The Basics of a Sportsbook


A sportsbook is a place where people can make wagers on various sporting events. It can be a website, an organization, or a building that accepts bets on different sports. It is important to know what a sportsbook is before making a bet. This article will explain the basics of a sportsbook, including how it operates and how it is legal. It will also discuss different types of bets that can be placed.

A good sportsbook will offer low limits and a variety of betting options. It will also offer odds that are competitive with other books. It is best to shop around for the best prices and terms. Some sportsbooks have lower minimum bets than others, so it is a good idea to find out the minimum bet amount before placing your bet.

Many sportsbooks operate on the assumption that sharp bettors will beat the public and generate a profit. This is not always true, but it is a common assumption. In order to attract sharp bettors, sportsbooks set lines early and offer lower limits for overnight or early week bets. This is because sharp bettors love to get in first and help shape a line before the public gets their hands on it.

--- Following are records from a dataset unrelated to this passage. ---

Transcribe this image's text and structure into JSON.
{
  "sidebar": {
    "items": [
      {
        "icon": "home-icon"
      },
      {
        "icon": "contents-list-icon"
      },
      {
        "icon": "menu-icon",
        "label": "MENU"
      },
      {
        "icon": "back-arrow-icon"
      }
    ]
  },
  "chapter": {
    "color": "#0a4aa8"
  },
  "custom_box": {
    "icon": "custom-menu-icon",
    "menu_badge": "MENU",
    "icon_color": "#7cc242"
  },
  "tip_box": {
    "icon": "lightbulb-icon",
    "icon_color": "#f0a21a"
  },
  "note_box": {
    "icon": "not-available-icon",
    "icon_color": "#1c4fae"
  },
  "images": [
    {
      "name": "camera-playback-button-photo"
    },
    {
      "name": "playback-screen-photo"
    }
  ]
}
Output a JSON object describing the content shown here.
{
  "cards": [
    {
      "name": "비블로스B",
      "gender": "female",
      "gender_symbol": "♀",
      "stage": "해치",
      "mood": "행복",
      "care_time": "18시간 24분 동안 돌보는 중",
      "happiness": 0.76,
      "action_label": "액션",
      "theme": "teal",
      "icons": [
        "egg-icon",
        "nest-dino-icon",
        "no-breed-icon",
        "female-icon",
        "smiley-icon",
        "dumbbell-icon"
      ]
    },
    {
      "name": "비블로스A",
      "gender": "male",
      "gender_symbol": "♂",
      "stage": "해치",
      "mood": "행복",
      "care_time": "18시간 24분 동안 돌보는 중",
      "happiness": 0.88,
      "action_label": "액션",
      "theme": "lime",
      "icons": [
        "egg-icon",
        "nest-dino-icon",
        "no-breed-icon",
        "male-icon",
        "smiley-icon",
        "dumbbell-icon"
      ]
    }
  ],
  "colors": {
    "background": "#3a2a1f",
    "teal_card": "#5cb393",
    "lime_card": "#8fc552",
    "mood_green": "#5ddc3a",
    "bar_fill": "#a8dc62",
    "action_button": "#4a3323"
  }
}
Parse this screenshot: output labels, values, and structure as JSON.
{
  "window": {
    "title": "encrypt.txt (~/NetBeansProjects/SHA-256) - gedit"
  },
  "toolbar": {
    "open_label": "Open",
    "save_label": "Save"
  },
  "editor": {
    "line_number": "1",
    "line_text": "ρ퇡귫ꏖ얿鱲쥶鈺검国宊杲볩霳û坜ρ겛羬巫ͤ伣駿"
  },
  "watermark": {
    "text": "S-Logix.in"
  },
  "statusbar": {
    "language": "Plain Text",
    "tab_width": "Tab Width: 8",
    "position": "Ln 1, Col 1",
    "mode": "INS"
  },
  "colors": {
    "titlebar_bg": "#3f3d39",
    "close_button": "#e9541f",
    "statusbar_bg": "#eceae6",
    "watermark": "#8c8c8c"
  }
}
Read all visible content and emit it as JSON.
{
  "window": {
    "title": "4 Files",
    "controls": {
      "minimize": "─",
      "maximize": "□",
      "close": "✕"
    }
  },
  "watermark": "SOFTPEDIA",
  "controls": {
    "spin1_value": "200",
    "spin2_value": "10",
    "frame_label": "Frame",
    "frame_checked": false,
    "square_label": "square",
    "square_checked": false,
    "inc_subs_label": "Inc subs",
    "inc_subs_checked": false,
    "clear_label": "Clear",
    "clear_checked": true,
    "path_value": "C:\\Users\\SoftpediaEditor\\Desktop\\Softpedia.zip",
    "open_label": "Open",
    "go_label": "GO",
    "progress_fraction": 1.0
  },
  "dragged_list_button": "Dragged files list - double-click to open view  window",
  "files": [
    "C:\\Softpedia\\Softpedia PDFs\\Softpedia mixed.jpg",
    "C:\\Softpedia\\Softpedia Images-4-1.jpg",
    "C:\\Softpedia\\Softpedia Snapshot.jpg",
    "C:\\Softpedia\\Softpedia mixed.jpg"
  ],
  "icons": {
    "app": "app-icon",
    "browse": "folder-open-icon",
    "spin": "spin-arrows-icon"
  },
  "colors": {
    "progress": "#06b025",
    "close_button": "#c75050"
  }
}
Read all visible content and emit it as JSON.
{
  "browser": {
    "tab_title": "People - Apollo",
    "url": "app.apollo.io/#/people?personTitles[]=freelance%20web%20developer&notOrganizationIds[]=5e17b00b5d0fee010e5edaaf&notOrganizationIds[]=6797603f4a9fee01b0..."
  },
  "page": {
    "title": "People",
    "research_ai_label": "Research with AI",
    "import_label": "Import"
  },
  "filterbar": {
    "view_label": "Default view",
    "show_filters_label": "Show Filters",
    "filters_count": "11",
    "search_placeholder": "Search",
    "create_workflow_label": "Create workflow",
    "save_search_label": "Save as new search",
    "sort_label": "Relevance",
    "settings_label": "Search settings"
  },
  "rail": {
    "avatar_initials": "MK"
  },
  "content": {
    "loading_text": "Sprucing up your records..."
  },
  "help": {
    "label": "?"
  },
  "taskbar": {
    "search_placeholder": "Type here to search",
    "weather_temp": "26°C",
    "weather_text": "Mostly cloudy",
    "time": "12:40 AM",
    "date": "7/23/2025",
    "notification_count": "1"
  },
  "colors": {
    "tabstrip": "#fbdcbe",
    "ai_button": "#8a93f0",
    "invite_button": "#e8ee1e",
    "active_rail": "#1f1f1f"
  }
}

Another thing that a good sportsbook will do is allow bettors to cash out on parlays if they win. This is important because it can save bettors money and time by allowing them to avoid the hassle of placing multiple bets. This is especially useful if the team or player on which a bet is placed loses.

In addition to offering bets on sporting events, a sportsbook will often offer bets on other things, such as politics, esports, and fantasy sports. It will also offer special bonuses for players who deposit money into their accounts. These bonuses can be worth hundreds of dollars and will increase your chances of winning a large sum of money.

Most sportsbooks pay out winning bets when the game is finished and if it has been played long enough to be considered official. However, if the game is not played long enough to be considered official, all bets will be refunded. Typically, a sportsbook will have a separate list of games that will not be paid until they are deemed official by the relevant league.

A good sportsbook will also pay out all bets on over/under bets if the total score is higher than the number that the bookmaker set. The over/under total is determined by adding the individual team scores and then dividing the result by 2. Some sportsbooks also have a maximum bet amount on over/under bets, and these will be advertised in their promotions section.

The legality of sportsbooks depends on state law. Some states have outright bans on sports betting, while others have a system of legalized sportsbooks. In the United States, sportsbooks are regulated by the Professional and Amateur Sports Protection Act of 1992. However, there are still illegal sportsbooks across the country.